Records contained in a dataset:
%%
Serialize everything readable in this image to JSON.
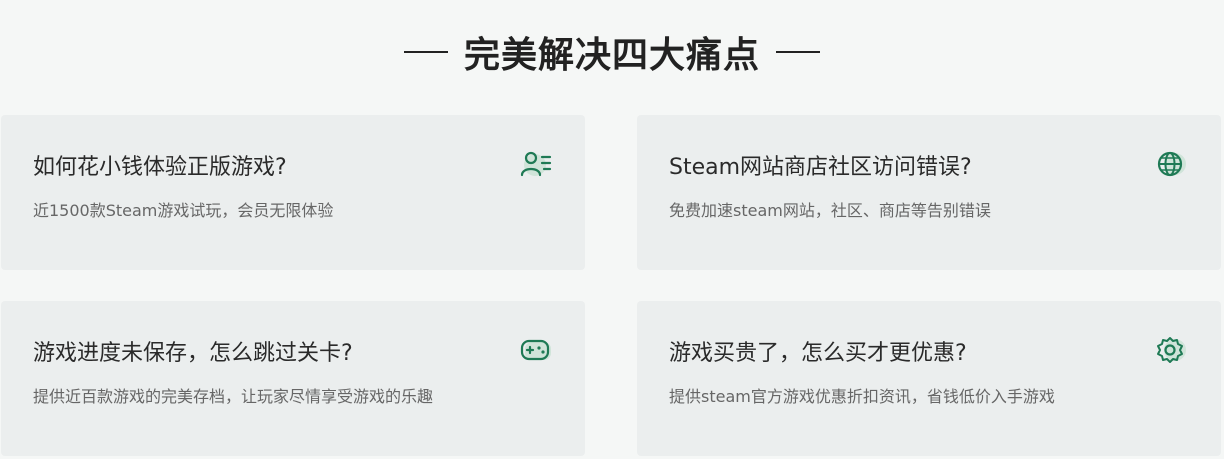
{
  "section": {
    "title": "完美解决四大痛点"
  },
  "cards": [
    {
      "title": "如何花小钱体验正版游戏?",
      "description": "近1500款Steam游戏试玩，会员无限体验",
      "icon": "user-list-icon"
    },
    {
      "title": "Steam网站商店社区访问错误?",
      "description": "免费加速steam网站，社区、商店等告别错误",
      "icon": "globe-icon"
    },
    {
      "title": "游戏进度未保存，怎么跳过关卡?",
      "description": "提供近百款游戏的完美存档，让玩家尽情享受游戏的乐趣",
      "icon": "gamepad-icon"
    },
    {
      "title": "游戏买贵了，怎么买才更优惠?",
      "description": "提供steam官方游戏优惠折扣资讯，省钱低价入手游戏",
      "icon": "gear-icon"
    }
  ],
  "colors": {
    "accent": "#1f7a55",
    "accent_shadow": "#b9dcc9",
    "card_bg": "#ebeeee",
    "page_bg": "#f5f7f6"
  }
}
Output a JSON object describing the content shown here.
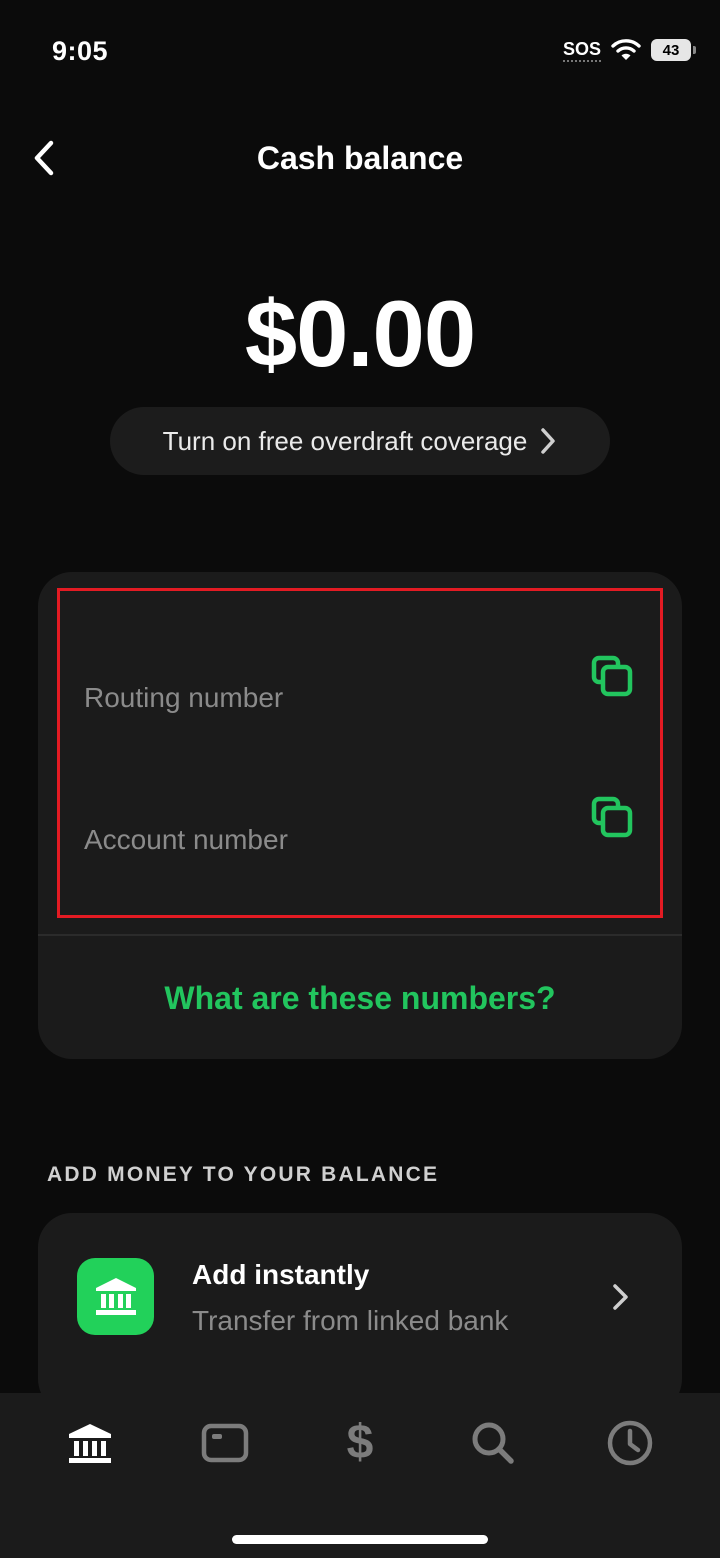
{
  "status_bar": {
    "time": "9:05",
    "sos": "SOS",
    "battery": "43"
  },
  "header": {
    "title": "Cash balance"
  },
  "balance": {
    "amount": "$0.00"
  },
  "overdraft": {
    "label": "Turn on free overdraft coverage"
  },
  "account_card": {
    "routing_label": "Routing number",
    "account_label": "Account number",
    "info_link": "What are these numbers?",
    "accent_color": "#22c55e",
    "highlight_color": "#e31b23"
  },
  "add_money": {
    "section_title": "ADD MONEY TO YOUR BALANCE",
    "items": [
      {
        "title": "Add instantly",
        "subtitle": "Transfer from linked bank",
        "icon": "bank-icon"
      }
    ]
  },
  "tab_bar": {
    "tabs": [
      {
        "name": "home",
        "icon": "bank-icon",
        "active": true
      },
      {
        "name": "card",
        "icon": "card-icon",
        "active": false
      },
      {
        "name": "pay",
        "icon": "dollar-icon",
        "active": false
      },
      {
        "name": "search",
        "icon": "search-icon",
        "active": false
      },
      {
        "name": "activity",
        "icon": "clock-icon",
        "active": false
      }
    ]
  }
}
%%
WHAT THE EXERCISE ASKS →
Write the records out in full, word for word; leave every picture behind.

RESPONSE AREA →
Serialize everything readable in this image to JSON.
{
  "section": {
    "title": "完美解决四大痛点"
  },
  "cards": [
    {
      "title": "如何花小钱体验正版游戏?",
      "description": "近1500款Steam游戏试玩，会员无限体验",
      "icon": "user-list-icon"
    },
    {
      "title": "Steam网站商店社区访问错误?",
      "description": "免费加速steam网站，社区、商店等告别错误",
      "icon": "globe-icon"
    },
    {
      "title": "游戏进度未保存，怎么跳过关卡?",
      "description": "提供近百款游戏的完美存档，让玩家尽情享受游戏的乐趣",
      "icon": "gamepad-icon"
    },
    {
      "title": "游戏买贵了，怎么买才更优惠?",
      "description": "提供steam官方游戏优惠折扣资讯，省钱低价入手游戏",
      "icon": "gear-icon"
    }
  ],
  "colors": {
    "accent": "#1f7a55",
    "accent_shadow": "#b9dcc9",
    "card_bg": "#ebeeee",
    "page_bg": "#f5f7f6"
  }
}
Output a JSON object describing the content shown here.
{
  "status_bar": {
    "time": "9:05",
    "sos": "SOS",
    "battery": "43"
  },
  "header": {
    "title": "Cash balance"
  },
  "balance": {
    "amount": "$0.00"
  },
  "overdraft": {
    "label": "Turn on free overdraft coverage"
  },
  "account_card": {
    "routing_label": "Routing number",
    "account_label": "Account number",
    "info_link": "What are these numbers?",
    "accent_color": "#22c55e",
    "highlight_color": "#e31b23"
  },
  "add_money": {
    "section_title": "ADD MONEY TO YOUR BALANCE",
    "items": [
      {
        "title": "Add instantly",
        "subtitle": "Transfer from linked bank",
        "icon": "bank-icon"
      }
    ]
  },
  "tab_bar": {
    "tabs": [
      {
        "name": "home",
        "icon": "bank-icon",
        "active": true
      },
      {
        "name": "card",
        "icon": "card-icon",
        "active": false
      },
      {
        "name": "pay",
        "icon": "dollar-icon",
        "active": false
      },
      {
        "name": "search",
        "icon": "search-icon",
        "active": false
      },
      {
        "name": "activity",
        "icon": "clock-icon",
        "active": false
      }
    ]
  }
}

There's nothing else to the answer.